● Records supplied:
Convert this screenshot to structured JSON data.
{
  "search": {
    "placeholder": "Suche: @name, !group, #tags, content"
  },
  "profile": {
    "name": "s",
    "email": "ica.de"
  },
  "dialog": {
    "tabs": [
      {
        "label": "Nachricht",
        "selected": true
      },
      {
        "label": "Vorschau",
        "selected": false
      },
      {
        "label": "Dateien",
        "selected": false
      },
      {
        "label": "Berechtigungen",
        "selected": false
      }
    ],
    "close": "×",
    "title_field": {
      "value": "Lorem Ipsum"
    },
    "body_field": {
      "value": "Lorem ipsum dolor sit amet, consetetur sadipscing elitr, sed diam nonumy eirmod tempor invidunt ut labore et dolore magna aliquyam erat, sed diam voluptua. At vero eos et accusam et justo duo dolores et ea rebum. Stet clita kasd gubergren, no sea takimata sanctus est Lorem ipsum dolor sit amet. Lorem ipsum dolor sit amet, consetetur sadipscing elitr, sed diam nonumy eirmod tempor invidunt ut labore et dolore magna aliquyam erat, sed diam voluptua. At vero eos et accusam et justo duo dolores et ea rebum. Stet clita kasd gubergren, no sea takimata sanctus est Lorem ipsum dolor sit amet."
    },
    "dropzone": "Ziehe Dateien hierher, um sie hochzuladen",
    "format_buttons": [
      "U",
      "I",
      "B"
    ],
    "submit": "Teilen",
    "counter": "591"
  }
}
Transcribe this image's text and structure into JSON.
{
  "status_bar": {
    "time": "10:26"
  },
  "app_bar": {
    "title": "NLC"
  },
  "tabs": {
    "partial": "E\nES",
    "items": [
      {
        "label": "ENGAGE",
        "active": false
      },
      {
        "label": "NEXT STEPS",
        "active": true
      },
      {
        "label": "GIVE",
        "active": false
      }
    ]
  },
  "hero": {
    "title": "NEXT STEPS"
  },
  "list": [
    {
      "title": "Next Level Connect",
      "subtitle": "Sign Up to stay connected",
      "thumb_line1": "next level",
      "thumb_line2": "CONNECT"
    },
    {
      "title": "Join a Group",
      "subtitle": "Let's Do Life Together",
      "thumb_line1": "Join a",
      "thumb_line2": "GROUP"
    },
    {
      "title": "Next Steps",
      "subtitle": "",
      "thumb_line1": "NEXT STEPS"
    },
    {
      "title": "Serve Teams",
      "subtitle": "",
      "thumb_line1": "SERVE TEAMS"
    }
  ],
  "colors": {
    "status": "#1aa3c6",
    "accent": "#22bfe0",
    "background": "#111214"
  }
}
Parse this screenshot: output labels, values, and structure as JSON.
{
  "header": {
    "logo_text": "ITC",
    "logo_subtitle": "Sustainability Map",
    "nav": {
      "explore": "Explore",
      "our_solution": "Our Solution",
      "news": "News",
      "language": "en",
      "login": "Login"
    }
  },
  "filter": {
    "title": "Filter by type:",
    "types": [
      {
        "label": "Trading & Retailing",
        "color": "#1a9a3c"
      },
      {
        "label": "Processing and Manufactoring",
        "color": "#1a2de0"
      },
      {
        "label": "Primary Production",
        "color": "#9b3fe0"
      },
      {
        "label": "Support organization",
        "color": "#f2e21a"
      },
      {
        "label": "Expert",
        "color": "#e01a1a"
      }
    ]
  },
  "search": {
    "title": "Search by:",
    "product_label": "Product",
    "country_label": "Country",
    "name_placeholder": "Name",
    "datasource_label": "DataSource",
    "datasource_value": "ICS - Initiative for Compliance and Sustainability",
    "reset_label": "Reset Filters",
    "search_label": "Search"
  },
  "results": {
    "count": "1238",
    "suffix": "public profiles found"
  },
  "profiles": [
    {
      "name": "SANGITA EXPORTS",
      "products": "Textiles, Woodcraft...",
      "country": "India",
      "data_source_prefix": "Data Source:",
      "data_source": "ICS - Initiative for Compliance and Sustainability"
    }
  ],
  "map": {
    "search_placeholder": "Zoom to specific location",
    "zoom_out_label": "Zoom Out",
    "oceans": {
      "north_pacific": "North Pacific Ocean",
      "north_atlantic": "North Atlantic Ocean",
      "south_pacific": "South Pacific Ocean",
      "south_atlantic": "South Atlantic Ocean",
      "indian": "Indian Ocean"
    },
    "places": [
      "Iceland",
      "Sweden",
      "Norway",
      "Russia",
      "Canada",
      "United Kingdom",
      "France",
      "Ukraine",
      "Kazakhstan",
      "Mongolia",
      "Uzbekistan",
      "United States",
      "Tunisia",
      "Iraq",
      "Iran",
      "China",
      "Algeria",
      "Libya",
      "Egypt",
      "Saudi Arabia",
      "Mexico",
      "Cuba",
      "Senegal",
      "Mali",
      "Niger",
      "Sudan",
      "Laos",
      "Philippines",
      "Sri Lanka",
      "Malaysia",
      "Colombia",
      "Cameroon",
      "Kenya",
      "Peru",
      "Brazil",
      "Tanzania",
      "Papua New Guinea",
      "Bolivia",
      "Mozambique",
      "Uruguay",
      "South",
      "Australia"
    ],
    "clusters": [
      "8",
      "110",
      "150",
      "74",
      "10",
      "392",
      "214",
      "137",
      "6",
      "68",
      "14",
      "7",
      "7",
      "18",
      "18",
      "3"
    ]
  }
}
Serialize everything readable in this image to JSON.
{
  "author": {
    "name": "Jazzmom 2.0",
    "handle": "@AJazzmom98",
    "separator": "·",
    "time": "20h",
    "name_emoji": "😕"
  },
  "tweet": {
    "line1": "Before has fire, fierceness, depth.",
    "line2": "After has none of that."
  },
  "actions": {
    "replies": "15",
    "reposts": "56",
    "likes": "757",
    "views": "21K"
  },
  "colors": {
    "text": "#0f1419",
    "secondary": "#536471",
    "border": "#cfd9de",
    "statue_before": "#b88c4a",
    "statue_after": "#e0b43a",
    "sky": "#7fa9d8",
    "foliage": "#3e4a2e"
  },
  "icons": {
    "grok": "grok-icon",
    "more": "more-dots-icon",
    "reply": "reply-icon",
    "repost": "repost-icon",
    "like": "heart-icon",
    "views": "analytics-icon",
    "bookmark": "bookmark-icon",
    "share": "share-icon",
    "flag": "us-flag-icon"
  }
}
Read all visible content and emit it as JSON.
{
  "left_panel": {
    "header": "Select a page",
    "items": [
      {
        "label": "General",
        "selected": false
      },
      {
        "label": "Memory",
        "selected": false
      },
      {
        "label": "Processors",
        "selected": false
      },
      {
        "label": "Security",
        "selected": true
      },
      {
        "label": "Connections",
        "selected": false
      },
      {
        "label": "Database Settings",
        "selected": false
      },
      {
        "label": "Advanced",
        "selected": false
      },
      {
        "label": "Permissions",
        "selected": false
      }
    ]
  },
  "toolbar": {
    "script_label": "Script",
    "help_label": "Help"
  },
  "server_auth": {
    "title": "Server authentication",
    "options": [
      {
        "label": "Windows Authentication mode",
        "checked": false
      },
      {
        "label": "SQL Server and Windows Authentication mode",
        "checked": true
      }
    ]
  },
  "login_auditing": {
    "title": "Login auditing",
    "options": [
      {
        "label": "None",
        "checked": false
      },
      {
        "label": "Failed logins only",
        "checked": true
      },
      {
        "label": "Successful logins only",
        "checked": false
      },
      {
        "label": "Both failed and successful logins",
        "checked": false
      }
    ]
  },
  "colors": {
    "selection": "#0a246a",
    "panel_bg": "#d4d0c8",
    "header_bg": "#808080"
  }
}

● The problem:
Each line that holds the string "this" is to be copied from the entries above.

● Written response:
Convert this screenshot to structured JSON data.
Transcribe this image's text and structure into JSON.
Parse this screenshot: output labels, values, and structure as JSON.
Serialize everything readable in this image to JSON.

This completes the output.